We could have paid 10yuan to take a boat with the other tourists to the middle of the lake, but we just relaxed on the shore. It was a beautiful sight…
Afterwards, we joined an Algerian for some breakfast. We talked about being foreigners in China. He lived in Beijing pursuing a Ph.D at one of the universities. We then brought up stereotypes. Molly and I joked around with our American identities as we throw in obnoxious accents while talking to him. He laughed and talked about how people don’t normally have a fundamental understanding of Islam in China, or even in the US. Bouncing of this, Molly brought up a funny story that I thought I would share:

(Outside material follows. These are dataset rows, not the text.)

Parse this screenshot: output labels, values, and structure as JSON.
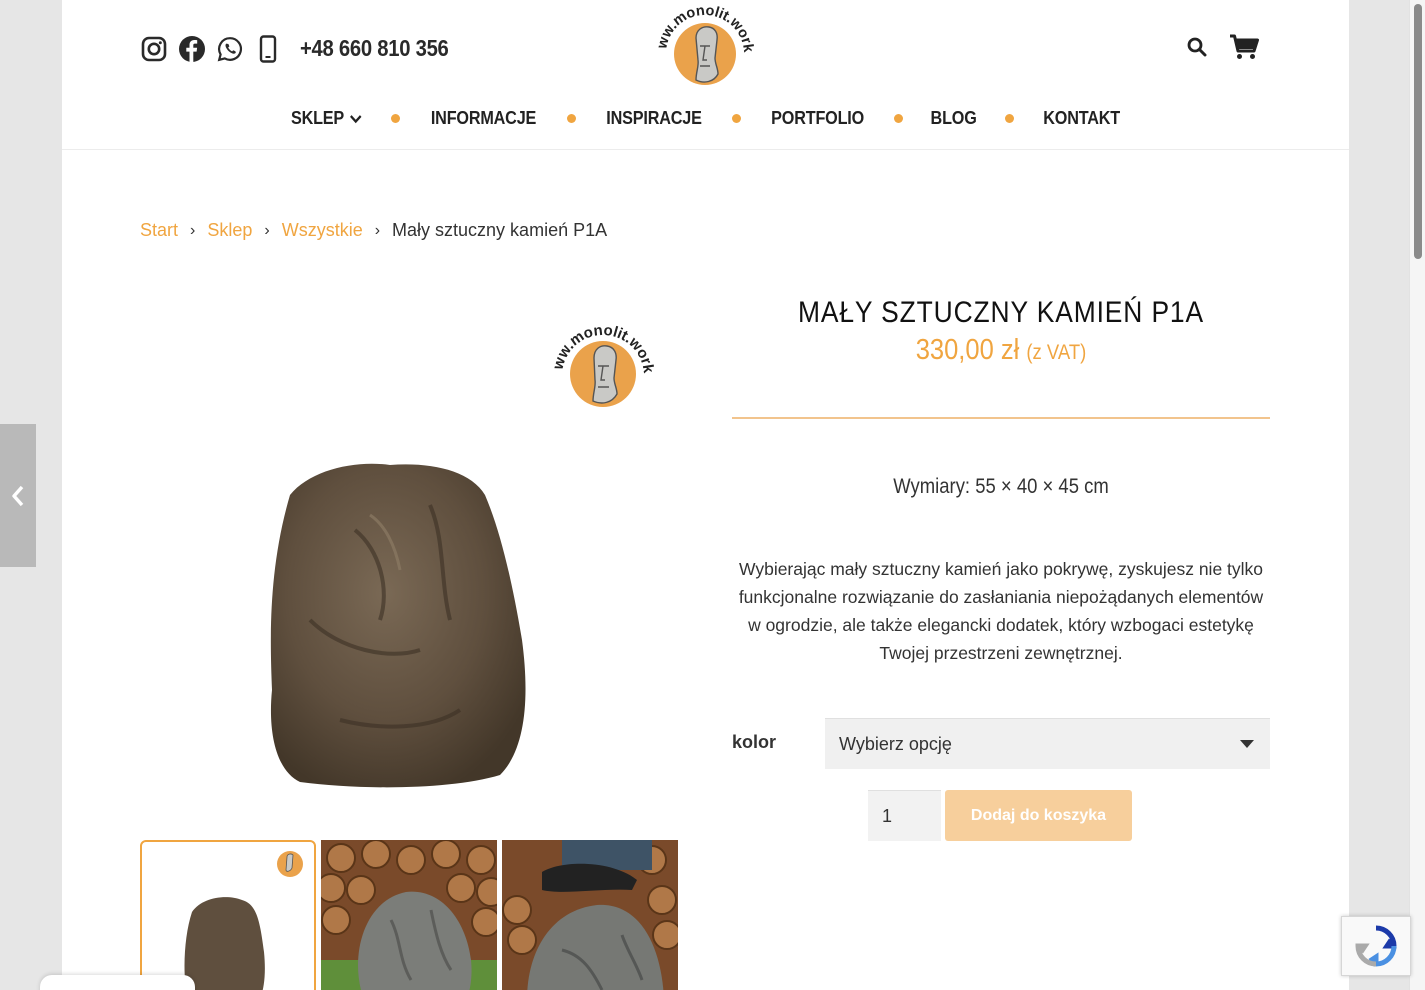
{
  "header": {
    "phone": "+48 660 810 356",
    "logo_text": "www.monolit.works",
    "social_icons": [
      "instagram-icon",
      "facebook-icon",
      "whatsapp-icon",
      "mobile-phone-icon"
    ],
    "tool_icons": [
      "search-icon",
      "cart-icon"
    ]
  },
  "nav": {
    "items": [
      {
        "label": "SKLEP",
        "has_dropdown": true
      },
      {
        "label": "INFORMACJE"
      },
      {
        "label": "INSPIRACJE"
      },
      {
        "label": "PORTFOLIO"
      },
      {
        "label": "BLOG"
      },
      {
        "label": "KONTAKT"
      }
    ]
  },
  "breadcrumb": {
    "items": [
      "Start",
      "Sklep",
      "Wszystkie"
    ],
    "current": "Mały sztuczny kamień P1A"
  },
  "product": {
    "title": "MAŁY SZTUCZNY KAMIEŃ P1A",
    "price": "330,00 zł",
    "vat_note": "(z VAT)",
    "dimensions": "Wymiary: 55 × 40 × 45 cm",
    "description": "Wybierając mały sztuczny kamień jako pokrywę, zyskujesz nie tylko funkcjonalne rozwiązanie do zasłaniania niepożądanych elementów w ogrodzie, ale także elegancki dodatek, który wzbogaci estetykę Twojej przestrzeni zewnętrznej.",
    "variation_label": "kolor",
    "variation_value": "Wybierz opcję",
    "quantity": "1",
    "add_to_cart": "Dodaj do koszyka"
  },
  "colors": {
    "accent": "#f0a540",
    "button_disabled": "#f7cf9c",
    "rock_brown": "#6b5a47",
    "rock_gray": "#8a8a86"
  }
}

When I was in elementary school, there was a girl named Rukia. One day at lunch, I sat next to her and started devouring my lunch. I noticed she didn’t have anything in front of her, so I thought I would share my sandwich and applesauce. But, Rukia said she couldn’t eat because it was a special holiday. I was flabbergasted and responded, “There’s a holiday where you DON’T EAT?! What kind of holiday is that?” She explained to be the meaning of Ramadan. I thought it was cool, and also she got out of lunch early to go to recess…so I did it with her for the rest of the week!
The Algerian thought that was really funny. He then brought up the tensions in the Middle East and the influence of the “Arab Spring.” He also talked about North Africa’s and Middle East’s relationship with Israel. I do not normally have the opportunity to talk to people from this part of the world, so I thought it was great to listen to his side of the issue. He was a very friendly man, I would never imagine him being cold, or impolite to anyone. But, he said that he would not be friendly with an Israeli. Algeria and Israel’s relationship is very contentious, which showed in his response. I thought about what he said and realized that I do not have any of those kinds of feelings towards a country’s people. No matter where someone is from, or what they believe, I would treat them the same. So, hearing this from someone so friendly and understanding, was eye-opening. That kind of feeling of animosity is something I do not understand.
I grew up in a country where the media promoted hatred between “us” (the US) and the “Muslim World,” but that never affected me. I wonder how Algerian media represents Israel? What led to such contentious relations to the point that the Algerian man can’t even talk to an Israeli? This may be something I’ll need to investigate after studying Chinese culture. The Middle East and North Africa is a part of the world I am not familiar with at all. Next language on my list: Arabic!
It was time to meet PM at the hostel. We said our goodbyes, shared numbers, and went on our ways. PM invited us to join her and her good friend/informant, Lidy, to a remote village that was 3-4 hours away from Lugu Lake. We joined them and their friend, who owned a car, to the neighboring small city, Yongning, where we would catch a truck to the village. We had a couple of hours to spare, so we walked around the market and talked with locals. Afterwards, we sat in the sun, waiting and waiting for the truck to come. He finally did and we were off to the remote village of LJZ.
We bumped along a dirt road for 3 hours, stopping at places where he dropped off supplies to other villages. At one point, we stopped at an Yi village. I hopped off to find a nice grassy area to go to the bathroom and then walked around the village. I ran into older Yi women who were wearing large black headdresses. The headdresses are so eye-catching…large, black fabric creates circle behind their heads. Their black garb matches with the headdress, which adds to the aesthetic. It’s really a beautiful outfit.
I did a full circle around the village until I reached the truck again. That was our last stop until the final destination, LJZ. We finally made it to the village right before sunset. PM and Lidy led us to the house we would be staying in…it was beautiful: two stories with a courtyard in the middle! The family had just finished dinner and ushered us in. We ate dried pork and fish in a soup, potatoes, and rice. We were then escorted to our rooms where Molly and I fell asleep like babies…it was a long day!
It wouldn’t be until later in the night when I’d realize eating the pork and fish soup was a bad choice…